Celebrating Black Voices: After School Matters Alumni Spotlights

Black History Month serves as a dedicated time to honor and celebrate Black voices’ profound impact on shaping our city and the world.

In commemoration of this month, After School Matters is sharing stories from Black alumni who have become leaders in their fields. They inspire current ASM teens to pursue their dreams and become artists, entrepreneurs, and changemakers in their communities, creating a brighter future for younger generations to come.

Read more about our talented alumni making an impact on their industries.

Dr. Clinton Boyd, Jr. became a teenage father in 2005. Unsure of how he would provide for his new family, he joined ASM’s Sports Instruction program where he learned new skills he could apply to college and used the stipend to support his daughter.

Using his earnings from ASM, Dr. Boyd purchased baby clothes, diapers, transported his daughter’s mother to and from her WIC appointments, and supported his parents in covering household costs.

“My ASM program provided a safe, nurturing space that affirmed me as a young man, enhanced my college and career readiness skills, and allowed me to connect with peers who have become lifelong friends.”

Dr. Boyd earned his Ph.D. and is now a researcher at the University of Chicago’s Chapin Hall. He uses his experience as a young Black father and his education to ensure other fathers of color have the resources they need to be successful parents.

Cescily Phillips participated in ASM programs in the early 2000s. She is the Founder and Executive Director of Inspired Aesthetics, an organization she modeled off of her experience in ASM. The nonprofit supports young people in Kansas City, MO through arts education, training, and mentoring.
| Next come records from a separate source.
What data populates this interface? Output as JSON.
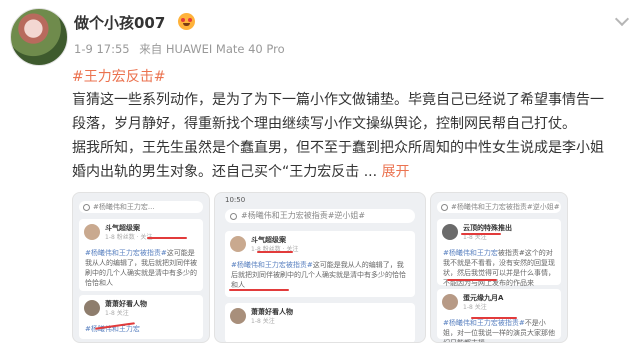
{
  "post": {
    "username": "做个小孩007",
    "timestamp": "1-9 17:55",
    "source": "来自 HUAWEI Mate 40 Pro",
    "hashtag": "#王力宏反击#",
    "lines": [
      "盲猜这一些系列动作，是为了为下一篇小作文做铺垫。毕竟自己已经说了希望事情告一",
      "段落，岁月静好，得重新找个理由继续写小作文操纵舆论，控制网民帮自己打仗。",
      "据我所知，王先生虽然是个蠢直男，但不至于蠢到把众所周知的中性女生说成是李小姐",
      "婚内出轨的男生对象。还自己买个“王力宏反击"
    ],
    "ellipsis": " ... ",
    "expand_label": "展开"
  },
  "images": [
    {
      "search_text": "#杨曦伟和王力宏...",
      "cards": [
        {
          "name": "斗气超级案",
          "sub": "1-8 粉丝数 · 关注",
          "text_pre": "",
          "text_tag": "#杨曦伟和王力宏被指责#",
          "text_post": "这可能是我从人的编辑了，我后就把刘同伴被刷中的几个人确实就是清中有多少的恰恰和人"
        },
        {
          "name": "萧萧好看人物",
          "sub": "1-8 关注",
          "text_pre": "",
          "text_tag": "#杨曦伟和王力宏",
          "text_post": ""
        }
      ]
    },
    {
      "status": "10:50",
      "search_text": "#杨曦伟和王力宏被指责#逆小姐#",
      "cards": [
        {
          "name": "斗气超级案",
          "sub": "1-8 粉丝数 · 关注",
          "text_pre": "",
          "text_tag": "#杨曦伟和王力宏被指责#",
          "text_post": "这可能是我从人的编辑了，我后就把刘同伴被刷中的几个人确实就是清中有多少的恰恰和人"
        },
        {
          "name": "萧萧好看人物",
          "sub": "1-8 关注",
          "text_pre": "",
          "text_tag": "",
          "text_post": ""
        }
      ]
    },
    {
      "search_text": "#杨曦伟和王力宏被指责#逆小姐#",
      "cards": [
        {
          "name": "云顶的特殊推出",
          "sub": "1-8 关注",
          "text_pre": "",
          "text_tag": "#杨曦伟和王力宏",
          "text_post": "被指责#这个的对我不就是不看看，没有安然的回复现状，然后我觉得可以并是什么事情，不能因为与网上发布的作品来"
        },
        {
          "name": "蛋元缘九月A",
          "sub": "1-8 关注",
          "text_pre": "",
          "text_tag": "#杨曦伟和王力宏被指责#",
          "text_post": "不是小姐，对一位我说一样的演员大家那他们只能都支援"
        }
      ]
    }
  ]
}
“After School Matters was one of many experiences in Chicago that showed me what was possible, regardless of my socioeconomic status. I have dedicated my life to providing similar opportunities and experiences to other young people. They helped give me a vision to give back.”

Oscar Brown III grew his passion for music in his ASM program with the Chicago West Community Music Center program. He earned a scholarship to attend Berklee College of Music, going on to become a professional musician and music producer touring the world.

“My ASM program provided me with life skills one needed both as a musician and as a person. From everyday skills such as introducing yourself and speaking publicly to professional skills such as leading a band. I was given ample opportunity to develop into a competent and confident professional.”

Serena Echols, a Spelman College graduate, is making waves in the world of climate action and was interviewed by Authority Magazine as a young change-maker. Her inspiring journey to sustainability started in the ASM Gardeneers program, inspiring her work with the HBCU Green Fund. The Fund provides opportunities for students at historically Black colleges to learn, engage, and invest in communities through environmental justice and sustainability.

“I absolutely loved this program and even had the opportunity to attend a trip to rural Illinois to experience a real farm. This was the first time I encountered a fully sustainable way of life without going to a grocery store for food. After that summer I inspired my dad to create a garden in our backyard …Still to this day my parents replant their garden every summer, and it gets bigger every year!”

Serena is pursuing a master’s in Applied Anthropology and Public Health at the University of South Florida in Tampa and recently released a book she co-wrote titled “MSITU: The Old-Growth Forest,” a children’s science and nature book about a magical forest and how important environmental stewardship is.

We couldn’t be more proud of these former ASM teens and all they’ve accomplished. We are gratified to have played a part in helping them find their passions.